No one knows whether it will be a strong year or not until the end, of course, so the main focus for a lot of critics and journalists in the runup to Wednesday’s opening (with Ridley Scott’s “Robin Hood”) has been the lack of U.S. titles in the main competition lineup and also in sidebar events. Doug Liman’s political “Fair Game”, based on the true story of outed CIA agent Valerie Plame, is the country’s sole representative out of 19 competition movies. That said, Oliver Stone and Woody Allen are both in town with films, and they don’t come much bigger or more respected.
The good thing about cuts to music education in schools is that wannabe rock stars flock to savvy entrepreneurs like Paul Green — the Philadelphia musician who inspired the Jack Black movie “School of Rock.”

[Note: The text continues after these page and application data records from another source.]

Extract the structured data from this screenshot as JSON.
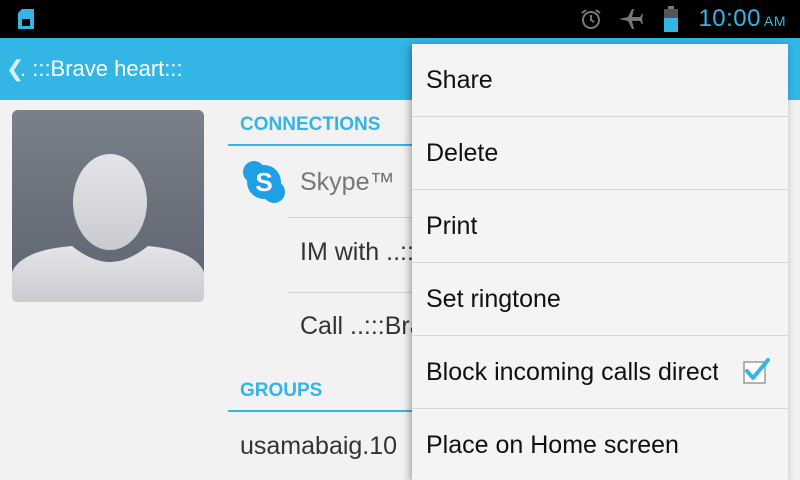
{
  "status_bar": {
    "time": "10:00",
    "ampm": "AM",
    "icons": [
      "sim-card-icon",
      "alarm-icon",
      "airplane-mode-icon",
      "battery-icon"
    ]
  },
  "action_bar": {
    "back_glyph": "❮",
    "title": ". :::Brave heart:::"
  },
  "connections": {
    "header": "CONNECTIONS",
    "app_name": "Skype™",
    "rows": [
      "IM with ..:::Brave heart:::",
      "Call ..:::Brave heart:::"
    ]
  },
  "groups": {
    "header": "GROUPS",
    "value": "usamabaig.10"
  },
  "menu": {
    "items": [
      {
        "label": "Share"
      },
      {
        "label": "Delete"
      },
      {
        "label": "Print"
      },
      {
        "label": "Set ringtone"
      },
      {
        "label": "Block incoming calls directly",
        "checked": true
      },
      {
        "label": "Place on Home screen"
      }
    ]
  },
  "colors": {
    "accent": "#33b5e5",
    "status_bar": "#000000",
    "background": "#f2f2f2",
    "menu_background": "#f4f4f4"
  }
}
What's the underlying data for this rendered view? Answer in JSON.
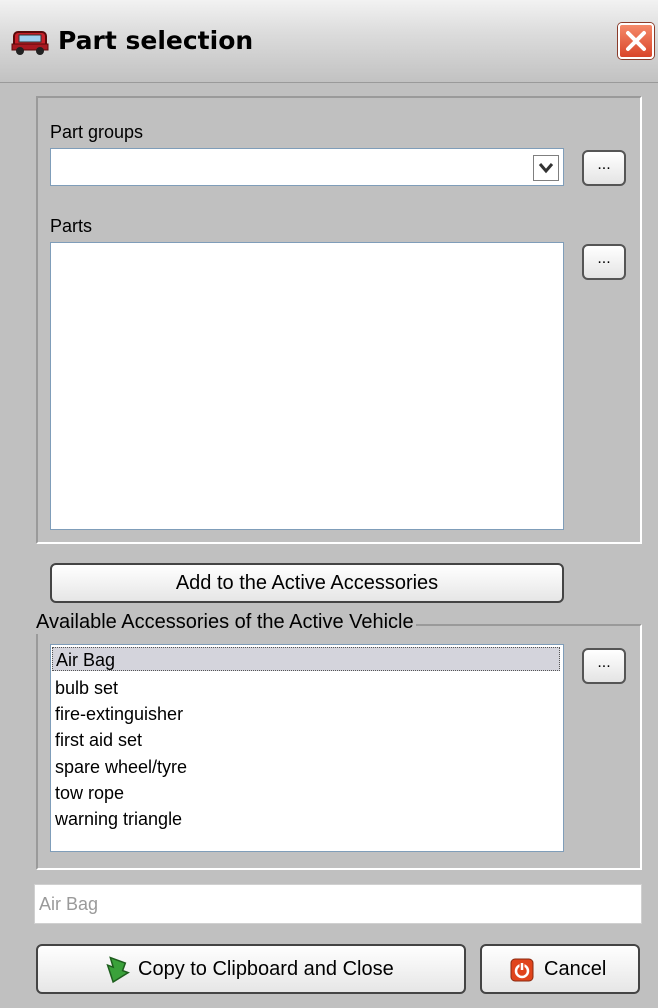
{
  "window": {
    "title": "Part selection",
    "close_icon": "close-icon",
    "app_icon": "car-icon"
  },
  "part_groups": {
    "label": "Part groups",
    "value": "",
    "browse_label": "..."
  },
  "parts": {
    "label": "Parts",
    "items": [],
    "browse_label": "..."
  },
  "add_button": {
    "label": "Add to the Active Accessories"
  },
  "accessories": {
    "legend": "Available Accessories of the Active Vehicle",
    "items": [
      "Air Bag",
      "bulb set",
      "fire-extinguisher",
      "first aid set",
      "spare wheel/tyre",
      "tow rope",
      "warning triangle"
    ],
    "selected": "Air Bag",
    "browse_label": "..."
  },
  "selection_field": {
    "value": "Air Bag"
  },
  "footer": {
    "copy_label": "Copy to Clipboard and Close",
    "copy_icon": "arrow-icon",
    "cancel_label": "Cancel",
    "cancel_icon": "power-icon"
  },
  "colors": {
    "accent_close": "#d9452a",
    "arrow_green": "#3aa13a",
    "cancel_orange": "#e0441c"
  }
}
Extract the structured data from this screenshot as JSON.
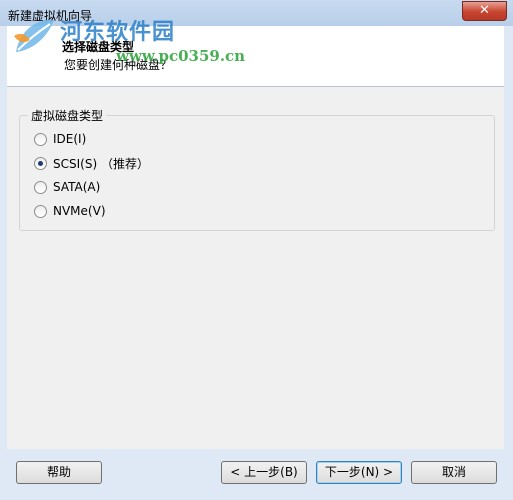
{
  "window": {
    "title": "新建虚拟机向导",
    "close_label": "✕"
  },
  "watermark": {
    "brand": "河东软件园",
    "url": "www.pc0359.cn",
    "logo": "leaf-logo"
  },
  "header": {
    "title": "选择磁盘类型",
    "subtitle": "您要创建何种磁盘？"
  },
  "group": {
    "legend": "虚拟磁盘类型",
    "options": [
      {
        "label": "IDE(I)",
        "selected": false
      },
      {
        "label": "SCSI(S) （推荐）",
        "selected": true
      },
      {
        "label": "SATA(A)",
        "selected": false
      },
      {
        "label": "NVMe(V)",
        "selected": false
      }
    ]
  },
  "footer": {
    "help": "帮助",
    "back": "< 上一步(B)",
    "next": "下一步(N) >",
    "cancel": "取消"
  }
}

Green — himself the subject of the 2005 documentary “Rock School” — has set up a nationwide School of Rock chain that helps kids unleash their inner Ozzys, Jimis and Janises. It’s certainly more fun than learning “Home on the Range” and “Kumbaya” in a public-school setting.
Exercising an abundance of caution that wasn’t reciprocated by all its fans, Pearl Jam delayed the start of its concert near Indianapolis on Friday because a thunderstorm unnerved band members still haunted by a fatal show at the Roskilde festival in Denmark 10 years ago.
A few hours before showtime, fans who had not already entered the Verizon Music Center in Noblesville were turned back by security guards. They were told to listen to their car radios for updates on a local radio station. But many hardy Hoosiers just stood about drinking in the parking lot, oblivious to the lightning and intermittent torrents.
Families of some of the 52 victims of the July, 2005 suicide attacks in London have called for a boycott of a controversial new comedy “Four Lions”, which follows a group of hapless would-be jihadis who target the London marathon. The BBC has quoted two relatives – Grahame Russell and Graham Foulkes — as criticising the movie and calling for cinemas not to show it when it is released on Friday. For Foulkes, although humour has its place in exploring serious issues, the events of five years ago are “still too raw”.
Watching the film is certainly an uncomfortable experience. It is full of funny one-liners and farcical gags, including an ill-fated trip to a training camp in Pakistan which ends in ignominy and a failed attempt to use crows to fly bombs through windows. You find yourself laughing and then wonder whether it’s appropriate, and presumably that is one of the objectives of film maker and satirist Chris Morris.